Each line holding the word "Temperature" must appear in the answer, copied from the entries.

[Element data from apps and pages]
^^^^^^^^
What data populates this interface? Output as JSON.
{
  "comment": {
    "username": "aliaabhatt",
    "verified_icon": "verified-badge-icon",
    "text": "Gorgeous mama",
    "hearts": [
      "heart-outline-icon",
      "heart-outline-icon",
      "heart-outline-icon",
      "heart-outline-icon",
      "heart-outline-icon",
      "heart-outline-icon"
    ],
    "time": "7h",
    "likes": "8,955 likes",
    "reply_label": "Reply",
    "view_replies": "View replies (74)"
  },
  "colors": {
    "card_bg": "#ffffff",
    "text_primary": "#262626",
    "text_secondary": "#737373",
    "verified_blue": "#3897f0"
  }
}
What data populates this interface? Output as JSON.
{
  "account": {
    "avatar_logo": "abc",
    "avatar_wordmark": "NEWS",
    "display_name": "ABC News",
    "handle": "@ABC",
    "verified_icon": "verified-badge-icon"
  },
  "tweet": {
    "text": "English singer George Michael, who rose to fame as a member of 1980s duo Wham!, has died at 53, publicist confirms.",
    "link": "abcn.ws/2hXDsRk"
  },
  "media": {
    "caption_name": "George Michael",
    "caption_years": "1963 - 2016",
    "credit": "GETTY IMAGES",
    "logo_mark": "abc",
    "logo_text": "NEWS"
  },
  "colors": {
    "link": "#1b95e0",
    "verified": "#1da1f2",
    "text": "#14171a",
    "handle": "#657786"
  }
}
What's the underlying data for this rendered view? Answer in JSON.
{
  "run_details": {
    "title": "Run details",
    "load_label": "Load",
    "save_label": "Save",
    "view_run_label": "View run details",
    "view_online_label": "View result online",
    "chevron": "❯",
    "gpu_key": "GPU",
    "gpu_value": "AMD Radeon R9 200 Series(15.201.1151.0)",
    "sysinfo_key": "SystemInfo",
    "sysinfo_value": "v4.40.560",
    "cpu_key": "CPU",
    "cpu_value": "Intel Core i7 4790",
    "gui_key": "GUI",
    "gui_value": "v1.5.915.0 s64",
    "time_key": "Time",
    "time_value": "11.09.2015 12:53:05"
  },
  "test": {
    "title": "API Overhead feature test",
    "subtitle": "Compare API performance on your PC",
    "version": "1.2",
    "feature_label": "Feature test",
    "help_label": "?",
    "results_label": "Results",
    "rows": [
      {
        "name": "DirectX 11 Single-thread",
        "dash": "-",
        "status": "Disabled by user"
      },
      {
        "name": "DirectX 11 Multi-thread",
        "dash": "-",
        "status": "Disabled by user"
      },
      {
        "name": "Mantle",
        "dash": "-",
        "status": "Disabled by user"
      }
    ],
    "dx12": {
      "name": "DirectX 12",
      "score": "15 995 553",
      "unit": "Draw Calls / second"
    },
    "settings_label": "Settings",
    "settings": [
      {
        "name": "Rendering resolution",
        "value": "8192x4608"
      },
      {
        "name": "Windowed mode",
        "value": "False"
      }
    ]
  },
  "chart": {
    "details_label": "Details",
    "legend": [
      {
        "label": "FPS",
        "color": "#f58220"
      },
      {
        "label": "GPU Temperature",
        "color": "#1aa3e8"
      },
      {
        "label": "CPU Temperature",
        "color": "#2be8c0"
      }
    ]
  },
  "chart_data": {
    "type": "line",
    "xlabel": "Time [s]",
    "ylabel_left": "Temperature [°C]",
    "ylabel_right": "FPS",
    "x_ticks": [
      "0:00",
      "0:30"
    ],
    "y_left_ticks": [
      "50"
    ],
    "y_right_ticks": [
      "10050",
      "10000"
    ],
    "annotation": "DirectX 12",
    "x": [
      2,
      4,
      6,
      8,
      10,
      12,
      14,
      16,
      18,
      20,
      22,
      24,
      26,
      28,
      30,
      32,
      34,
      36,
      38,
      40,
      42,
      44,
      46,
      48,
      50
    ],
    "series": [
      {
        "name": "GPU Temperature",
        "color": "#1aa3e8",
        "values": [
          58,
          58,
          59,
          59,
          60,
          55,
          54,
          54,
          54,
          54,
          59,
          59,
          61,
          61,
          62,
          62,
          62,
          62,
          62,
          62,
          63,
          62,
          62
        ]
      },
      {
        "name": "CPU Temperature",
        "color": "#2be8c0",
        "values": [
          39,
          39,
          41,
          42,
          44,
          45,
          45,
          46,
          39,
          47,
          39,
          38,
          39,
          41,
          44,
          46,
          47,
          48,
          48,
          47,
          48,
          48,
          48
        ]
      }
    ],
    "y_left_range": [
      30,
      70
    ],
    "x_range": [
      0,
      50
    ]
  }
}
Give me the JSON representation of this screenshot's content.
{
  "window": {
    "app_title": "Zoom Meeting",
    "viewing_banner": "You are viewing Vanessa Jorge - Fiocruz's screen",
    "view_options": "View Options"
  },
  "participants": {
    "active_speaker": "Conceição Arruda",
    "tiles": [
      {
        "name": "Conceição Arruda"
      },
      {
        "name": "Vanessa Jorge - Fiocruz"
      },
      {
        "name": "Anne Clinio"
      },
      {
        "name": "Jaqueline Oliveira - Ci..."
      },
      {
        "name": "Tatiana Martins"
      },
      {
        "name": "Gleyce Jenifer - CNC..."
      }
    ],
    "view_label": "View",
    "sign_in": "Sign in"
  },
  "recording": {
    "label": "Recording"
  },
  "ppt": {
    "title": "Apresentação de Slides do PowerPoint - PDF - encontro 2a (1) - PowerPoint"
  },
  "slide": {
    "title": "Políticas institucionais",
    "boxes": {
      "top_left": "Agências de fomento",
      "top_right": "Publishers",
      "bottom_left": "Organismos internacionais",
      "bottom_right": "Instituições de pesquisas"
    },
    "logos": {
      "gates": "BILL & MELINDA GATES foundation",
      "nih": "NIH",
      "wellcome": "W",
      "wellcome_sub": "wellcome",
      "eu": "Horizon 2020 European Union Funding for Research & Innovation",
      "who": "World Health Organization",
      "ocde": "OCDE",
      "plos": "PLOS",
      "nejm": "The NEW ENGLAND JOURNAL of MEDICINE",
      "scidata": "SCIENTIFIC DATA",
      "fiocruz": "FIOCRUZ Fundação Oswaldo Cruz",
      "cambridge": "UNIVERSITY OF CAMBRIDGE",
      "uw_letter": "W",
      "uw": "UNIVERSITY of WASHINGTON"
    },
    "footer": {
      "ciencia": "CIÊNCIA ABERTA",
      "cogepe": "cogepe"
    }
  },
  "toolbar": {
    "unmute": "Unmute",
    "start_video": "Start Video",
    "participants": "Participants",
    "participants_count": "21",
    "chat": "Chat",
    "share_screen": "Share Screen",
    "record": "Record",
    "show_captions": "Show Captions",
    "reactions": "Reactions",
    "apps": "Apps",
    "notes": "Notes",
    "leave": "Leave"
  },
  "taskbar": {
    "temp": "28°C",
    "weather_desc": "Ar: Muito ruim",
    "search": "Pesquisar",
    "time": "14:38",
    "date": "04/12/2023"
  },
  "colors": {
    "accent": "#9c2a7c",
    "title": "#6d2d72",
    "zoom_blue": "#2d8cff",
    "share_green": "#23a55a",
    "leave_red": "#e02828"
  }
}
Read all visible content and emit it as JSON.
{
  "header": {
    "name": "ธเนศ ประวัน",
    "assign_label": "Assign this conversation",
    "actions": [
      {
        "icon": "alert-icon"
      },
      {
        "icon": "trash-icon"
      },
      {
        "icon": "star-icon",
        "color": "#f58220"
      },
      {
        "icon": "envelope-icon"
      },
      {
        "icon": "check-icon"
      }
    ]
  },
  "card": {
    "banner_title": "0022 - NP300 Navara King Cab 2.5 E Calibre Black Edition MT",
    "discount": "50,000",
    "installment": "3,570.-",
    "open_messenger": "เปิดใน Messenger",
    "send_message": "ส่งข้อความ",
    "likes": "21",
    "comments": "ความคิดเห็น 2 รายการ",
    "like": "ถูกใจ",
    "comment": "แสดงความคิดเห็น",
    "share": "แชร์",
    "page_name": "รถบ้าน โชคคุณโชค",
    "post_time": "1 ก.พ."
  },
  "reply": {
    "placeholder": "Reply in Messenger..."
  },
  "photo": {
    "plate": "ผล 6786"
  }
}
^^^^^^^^
> RESPONSE FOR THIS EXERCISE
        "label": "GPU Temperature",
        "label": "CPU Temperature",
    "ylabel_left": "Temperature [°C]",
        "name": "GPU Temperature",
        "name": "CPU Temperature",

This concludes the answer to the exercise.